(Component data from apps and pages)
☆ ☆ ☆ ☆ ☆ ☆ ☆
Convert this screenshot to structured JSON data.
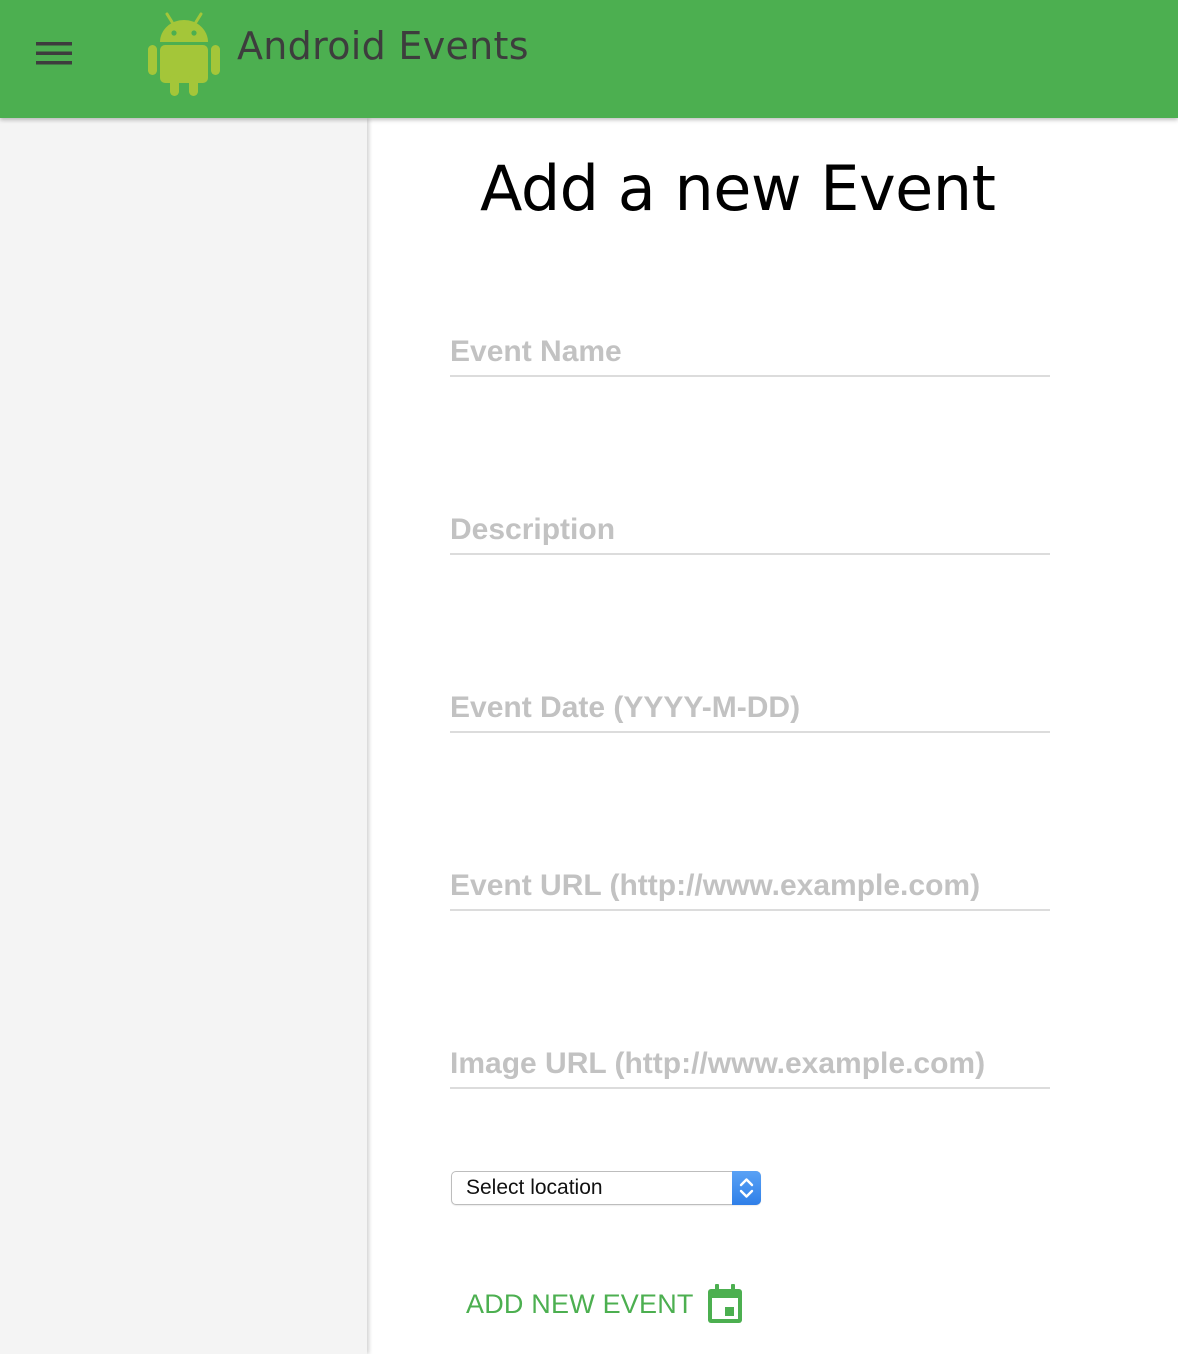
{
  "app": {
    "title": "Android Events",
    "brand_color": "#4caf50",
    "logo_color": "#a4c639"
  },
  "header": {
    "menu_icon": "hamburger-menu-icon",
    "logo_icon": "android-robot-icon"
  },
  "main": {
    "page_title": "Add a new Event",
    "fields": {
      "event_name": {
        "placeholder": "Event Name",
        "value": ""
      },
      "description": {
        "placeholder": "Description",
        "value": ""
      },
      "event_date": {
        "placeholder": "Event Date (YYYY-M-DD)",
        "value": ""
      },
      "event_url": {
        "placeholder": "Event URL (http://www.example.com)",
        "value": ""
      },
      "image_url": {
        "placeholder": "Image URL (http://www.example.com)",
        "value": ""
      }
    },
    "location_select": {
      "selected": "Select location",
      "icon": "select-up-down-arrows-icon"
    },
    "add_button": {
      "label": "ADD NEW EVENT",
      "icon": "calendar-event-icon"
    }
  }
}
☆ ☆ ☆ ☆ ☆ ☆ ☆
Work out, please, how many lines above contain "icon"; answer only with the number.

4